Anonymous said...

A few years back before the Goose Island purchase, A-B did a winter seasonal that used bourbon, wood, and i think vanilla and was pretty good. Don't remember if it was a lager or ale. Don't think it was under the Michelob label, but it might have been. Pretty sure "Winter" was part of the name. This might be that recipe, for all i know. The point of the blather is that the bourbon version might be good!


Lew Bryson said...

Winter's Bourbon Cask, I think...but I wasn't really nuts about it. Personal preference!

Unknown said...

Yep, that's what it was.

I mean it wasn't terrible and i guess that's saying a lot for AB. I wonder if they've trademarked the Zip codes as well as the area codes. Im sure i'd try them, but my expectations wouldn't be that high. When will they learn quality >> quantity.

ennislaw said...

Lew, I was out in St Louis well before the InBev deal and AB used to occasionally brew special draft editions made available to select bars just in the city. I remember tasting a Bud draft dark larger, reminiscent of a dunkle with less malt.

Gary Gillman said...

The only one really of interest to me is the 5% beer said to use hops typically used by Anheuser-Busch in the 1800's - the hops but more also quantity, hopefully.

Yeast is a factor too of course, but I'd put that much behind using the malt and hop types - again in the quantities - used in the 1800's.

Who knows, it might taste something like Pilsner Urquell of today, which is great!


Richard said...

As you suggest, whether it's Labor Day or not, in most neighborhood bars in Philly the patrons will be asking for their Lager and it's not Bud.

The smartest thing Dick Yuengling could do right now is remind people in the local bars that Yuengling is the oldest American brewery in the US and right in PA and we are no stinkin'foreign brewery.

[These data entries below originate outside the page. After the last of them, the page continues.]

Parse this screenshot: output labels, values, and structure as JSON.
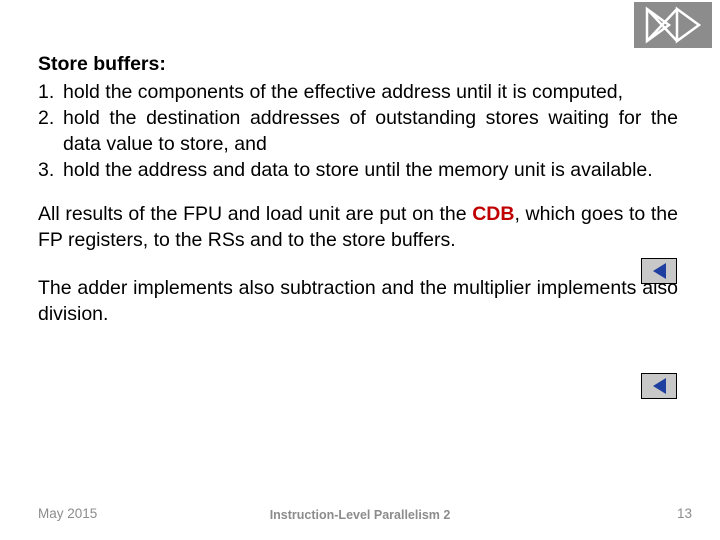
{
  "logo": {
    "icon": "logo-monogram",
    "bg_color": "#8c8c8c"
  },
  "slide": {
    "heading": "Store buffers:",
    "list": [
      {
        "num": "1.",
        "text": "hold the components of the effective address until it is computed,"
      },
      {
        "num": "2.",
        "text": "hold the destination addresses of outstanding stores waiting for the data value to store, and"
      },
      {
        "num": "3.",
        "text": "hold the address and data to store until the memory unit is available."
      }
    ],
    "paragraph_1_before": "All results of the FPU and load unit are put on the ",
    "paragraph_1_highlight": "CDB",
    "paragraph_1_after": ", which goes to the FP registers, to the RSs and to the store buffers.",
    "paragraph_2": "The adder implements also subtraction and the multiplier implements also division.",
    "highlight_color": "#c00000"
  },
  "buttons": {
    "back_1": "back-arrow",
    "back_2": "back-arrow"
  },
  "footer": {
    "date": "May 2015",
    "title": "Instruction-Level Parallelism 2",
    "page": "13"
  }
}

It should play very well in most of the local nieghborhood bars in Philly. But, I guess most of these bars will never see these beers.